With concerns about mercury levels in fish -- a usually healthful food, how much fish should pregnant women eat? What other options provide the same health benefits as fish? Follow these guidelines to stay healthy.
Government's Advice to Pregnant Women continued...
The EPA and FDA advise pregnant women, young women who may become pregnant, or women who are nursing:
Do not eat: Shark, swordfish, king mackerel, or tilefish because they contain high levels of mercury.
Eat up to 12 ounces a week: Fish and shellfish varieties that are lower in mercury. These include shrimp, canned light tuna, salmon, pollock, and catfish. (An average can of tuna is 6 ounces.)
Buy canned tuna carefully. Light tuna has less mercury than albacore ("white") tuna. However, up to 6 ounces (one average meal) of albacore tuna per week is safe.
Check local fish advisories: Locally caught fish should be checked with local health departments. If no advice is available, eat up to 6 ounces (one average meal) per week of fish you catch from local waters, but don't consume any other fish during that week.
Apply these guidelines to young children: They can eat these low-mercury fish and shellfish. However, feed children smaller portions.
Fish sticks: Frozen fish sticks and fast-food fish sandwiches are commonly made from fish that are low in mercury.

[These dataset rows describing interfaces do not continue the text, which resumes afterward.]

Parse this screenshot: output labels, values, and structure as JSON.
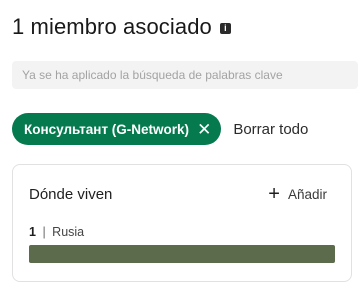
{
  "header": {
    "title": "1 miembro asociado",
    "info_icon": "info-icon"
  },
  "search": {
    "placeholder": "Ya se ha aplicado la búsqueda de palabras clave",
    "value": ""
  },
  "filters": {
    "chips": [
      {
        "label": "Консультант (G-Network)",
        "close_icon": "close-icon",
        "color": "#067a4f"
      }
    ],
    "clear_all_label": "Borrar todo"
  },
  "location_card": {
    "title": "Dónde viven",
    "add_label": "Añadir",
    "add_icon": "plus-icon",
    "rows": [
      {
        "count": "1",
        "separator": "|",
        "name": "Rusia",
        "fraction": 1.0,
        "bar_color": "#5b6b4c"
      }
    ]
  }
}
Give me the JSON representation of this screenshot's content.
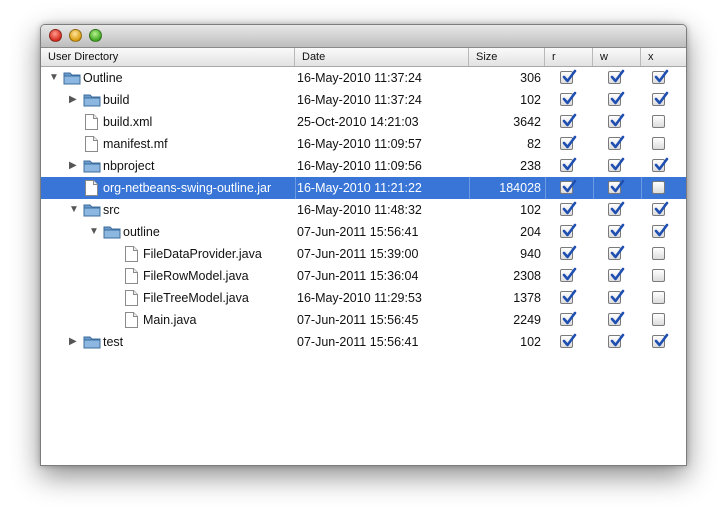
{
  "columns": {
    "user_directory": "User Directory",
    "date": "Date",
    "size": "Size",
    "r": "r",
    "w": "w",
    "x": "x"
  },
  "colors": {
    "selection": "#3875d7",
    "folder": "#6a9ccc",
    "check": "#1f4fb0"
  },
  "rows": [
    {
      "name": "Outline",
      "date": "16-May-2010 11:37:24",
      "size": "306",
      "r": true,
      "w": true,
      "x": true,
      "type": "folder",
      "depth": 0,
      "toggle": "expanded"
    },
    {
      "name": "build",
      "date": "16-May-2010 11:37:24",
      "size": "102",
      "r": true,
      "w": true,
      "x": true,
      "type": "folder",
      "depth": 1,
      "toggle": "collapsed"
    },
    {
      "name": "build.xml",
      "date": "25-Oct-2010 14:21:03",
      "size": "3642",
      "r": true,
      "w": true,
      "x": false,
      "type": "file",
      "depth": 1,
      "toggle": "none"
    },
    {
      "name": "manifest.mf",
      "date": "16-May-2010 11:09:57",
      "size": "82",
      "r": true,
      "w": true,
      "x": false,
      "type": "file",
      "depth": 1,
      "toggle": "none"
    },
    {
      "name": "nbproject",
      "date": "16-May-2010 11:09:56",
      "size": "238",
      "r": true,
      "w": true,
      "x": true,
      "type": "folder",
      "depth": 1,
      "toggle": "collapsed"
    },
    {
      "name": "org-netbeans-swing-outline.jar",
      "date": "16-May-2010 11:21:22",
      "size": "184028",
      "r": true,
      "w": true,
      "x": false,
      "type": "file",
      "depth": 1,
      "toggle": "none",
      "selected": true
    },
    {
      "name": "src",
      "date": "16-May-2010 11:48:32",
      "size": "102",
      "r": true,
      "w": true,
      "x": true,
      "type": "folder",
      "depth": 1,
      "toggle": "expanded"
    },
    {
      "name": "outline",
      "date": "07-Jun-2011 15:56:41",
      "size": "204",
      "r": true,
      "w": true,
      "x": true,
      "type": "folder",
      "depth": 2,
      "toggle": "expanded"
    },
    {
      "name": "FileDataProvider.java",
      "date": "07-Jun-2011 15:39:00",
      "size": "940",
      "r": true,
      "w": true,
      "x": false,
      "type": "file",
      "depth": 3,
      "toggle": "none"
    },
    {
      "name": "FileRowModel.java",
      "date": "07-Jun-2011 15:36:04",
      "size": "2308",
      "r": true,
      "w": true,
      "x": false,
      "type": "file",
      "depth": 3,
      "toggle": "none"
    },
    {
      "name": "FileTreeModel.java",
      "date": "16-May-2010 11:29:53",
      "size": "1378",
      "r": true,
      "w": true,
      "x": false,
      "type": "file",
      "depth": 3,
      "toggle": "none"
    },
    {
      "name": "Main.java",
      "date": "07-Jun-2011 15:56:45",
      "size": "2249",
      "r": true,
      "w": true,
      "x": false,
      "type": "file",
      "depth": 3,
      "toggle": "none"
    },
    {
      "name": "test",
      "date": "07-Jun-2011 15:56:41",
      "size": "102",
      "r": true,
      "w": true,
      "x": true,
      "type": "folder",
      "depth": 1,
      "toggle": "collapsed"
    }
  ]
}
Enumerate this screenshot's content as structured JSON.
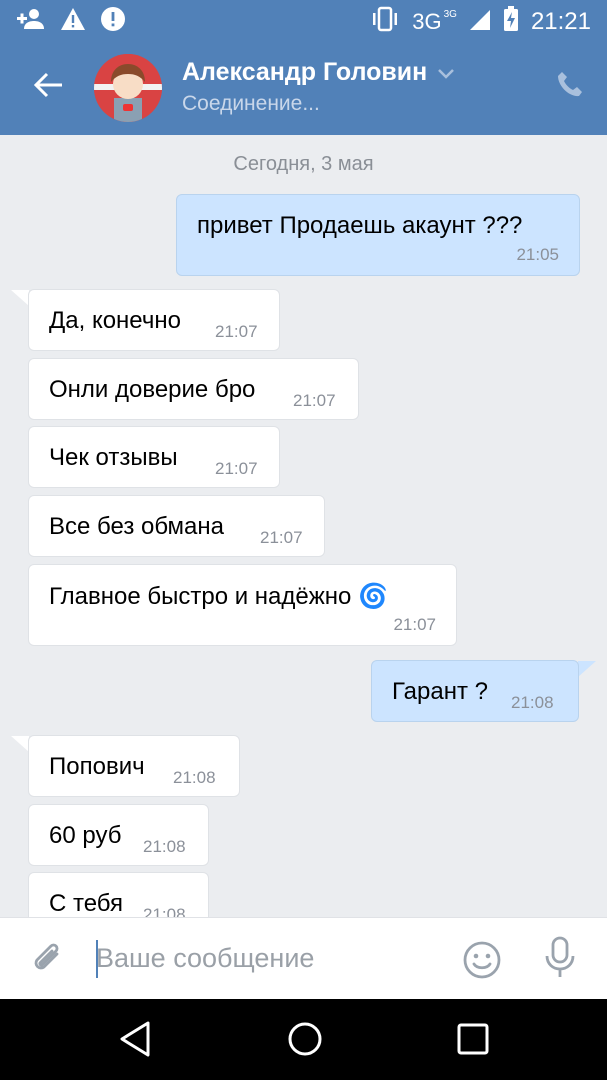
{
  "status_bar": {
    "network": "3G",
    "network_sup": "3G",
    "time": "21:21",
    "icons": [
      "add-contact-icon",
      "warning-icon",
      "alert-icon",
      "vibrate-icon",
      "signal-icon",
      "battery-charging-icon"
    ]
  },
  "header": {
    "contact_name": "Александр Головин",
    "status": "Соединение...",
    "back_icon": "arrow-left-icon",
    "call_icon": "phone-icon"
  },
  "chat": {
    "date_separator": "Сегодня, 3 мая",
    "messages": [
      {
        "dir": "out",
        "text": "привет Продаешь акаунт ???",
        "time": "21:05"
      },
      {
        "dir": "in",
        "text": "Да, конечно",
        "time": "21:07"
      },
      {
        "dir": "in",
        "text": "Онли доверие бро",
        "time": "21:07"
      },
      {
        "dir": "in",
        "text": "Чек отзывы",
        "time": "21:07"
      },
      {
        "dir": "in",
        "text": "Все без обмана",
        "time": "21:07"
      },
      {
        "dir": "in",
        "text": "Главное быстро и надёжно 🌀",
        "time": "21:07"
      },
      {
        "dir": "out",
        "text": "Гарант ?",
        "time": "21:08"
      },
      {
        "dir": "in",
        "text": "Попович",
        "time": "21:08"
      },
      {
        "dir": "in",
        "text": "60 руб",
        "time": "21:08"
      },
      {
        "dir": "in",
        "text": "С тебя",
        "time": "21:08"
      }
    ]
  },
  "composer": {
    "placeholder": "Ваше сообщение",
    "value": ""
  },
  "colors": {
    "header_bg": "#5181b8",
    "chat_bg": "#ebedf0",
    "out_bubble": "#cce4ff",
    "in_bubble": "#ffffff"
  }
}
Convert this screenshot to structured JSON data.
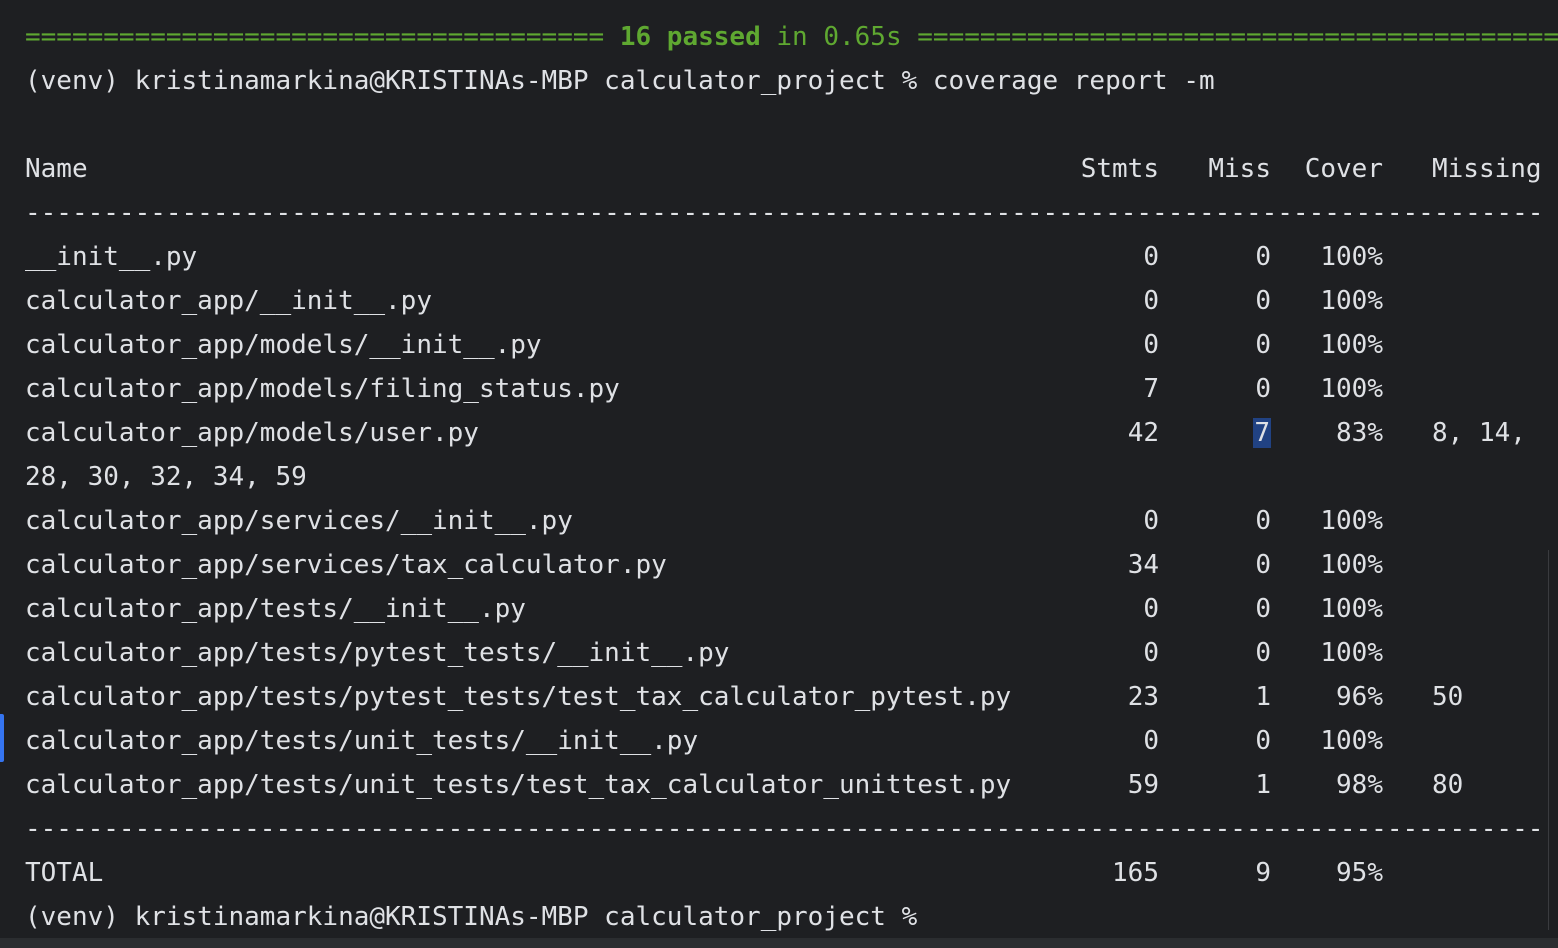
{
  "summary": {
    "left_rule": "=====================================",
    "count_passed": "16 passed",
    "in_time": " in 0.65s ",
    "right_rule": "=========================================="
  },
  "prompt_command": "(venv) kristinamarkina@KRISTINAs-MBP calculator_project % coverage report -m",
  "header": {
    "name": "Name",
    "stmts": "Stmts",
    "miss": "Miss",
    "cover": "Cover",
    "missing": "Missing"
  },
  "separator": "----------------------------------------------------------------------------------------------------------------------------------------------------------------------------------------",
  "rows": [
    {
      "name": "__init__.py",
      "stmts": "0",
      "miss": "0",
      "cover": "100%",
      "missing": ""
    },
    {
      "name": "calculator_app/__init__.py",
      "stmts": "0",
      "miss": "0",
      "cover": "100%",
      "missing": ""
    },
    {
      "name": "calculator_app/models/__init__.py",
      "stmts": "0",
      "miss": "0",
      "cover": "100%",
      "missing": ""
    },
    {
      "name": "calculator_app/models/filing_status.py",
      "stmts": "7",
      "miss": "0",
      "cover": "100%",
      "missing": ""
    },
    {
      "name": "calculator_app/models/user.py",
      "stmts": "42",
      "miss": "7",
      "cover": "83%",
      "missing": "8, 14,"
    },
    {
      "name": "calculator_app/services/__init__.py",
      "stmts": "0",
      "miss": "0",
      "cover": "100%",
      "missing": ""
    },
    {
      "name": "calculator_app/services/tax_calculator.py",
      "stmts": "34",
      "miss": "0",
      "cover": "100%",
      "missing": ""
    },
    {
      "name": "calculator_app/tests/__init__.py",
      "stmts": "0",
      "miss": "0",
      "cover": "100%",
      "missing": ""
    },
    {
      "name": "calculator_app/tests/pytest_tests/__init__.py",
      "stmts": "0",
      "miss": "0",
      "cover": "100%",
      "missing": ""
    },
    {
      "name": "calculator_app/tests/pytest_tests/test_tax_calculator_pytest.py",
      "stmts": "23",
      "miss": "1",
      "cover": "96%",
      "missing": "50"
    },
    {
      "name": "calculator_app/tests/unit_tests/__init__.py",
      "stmts": "0",
      "miss": "0",
      "cover": "100%",
      "missing": ""
    },
    {
      "name": "calculator_app/tests/unit_tests/test_tax_calculator_unittest.py",
      "stmts": "59",
      "miss": "1",
      "cover": "98%",
      "missing": "80"
    }
  ],
  "wrapped_missing": "28, 30, 32, 34, 59",
  "total": {
    "name": "TOTAL",
    "stmts": "165",
    "miss": "9",
    "cover": "95%"
  },
  "final_prompt": "(venv) kristinamarkina@KRISTINAs-MBP calculator_project %",
  "colors": {
    "background": "#1e1f22",
    "text": "#dfe1e5",
    "pass_green": "#5fa831",
    "selection": "#214283",
    "gutter_marker": "#3574f0"
  }
}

Tuna steaks generally contain higher levels of mercury than canned light tuna.
Undisputed Benefits of Omega-3 Fats
The omega-3 fats in many fish and seafood are known to lower risk of heart disease and benefit the brain. The American Heart Association advises at least two servings a week of fish like mackerel, lake trout, herring, sardines, albacore tuna, and salmon because of these healthy fats. However, the following people should take care to consume fish sources of omega-3 fats with lower mercury content: women who wish to become pregnant or are now pregnant; women who are nursing; and young children.
In a developing fetus, omega-3 fats promote brain, eye, and motor development, the EPA notes.
Pregnant Women and Big Fish Risks
The mercury in fish and seafood is indeed the big concern -- although there are other toxins like PCBs that have warranted some worry. Mercury exists naturally in the environment, but more is released into air, land, and water by trash burning, fossil fuel combustion in factories, mining, and the dumping of sewage sludge in croplands.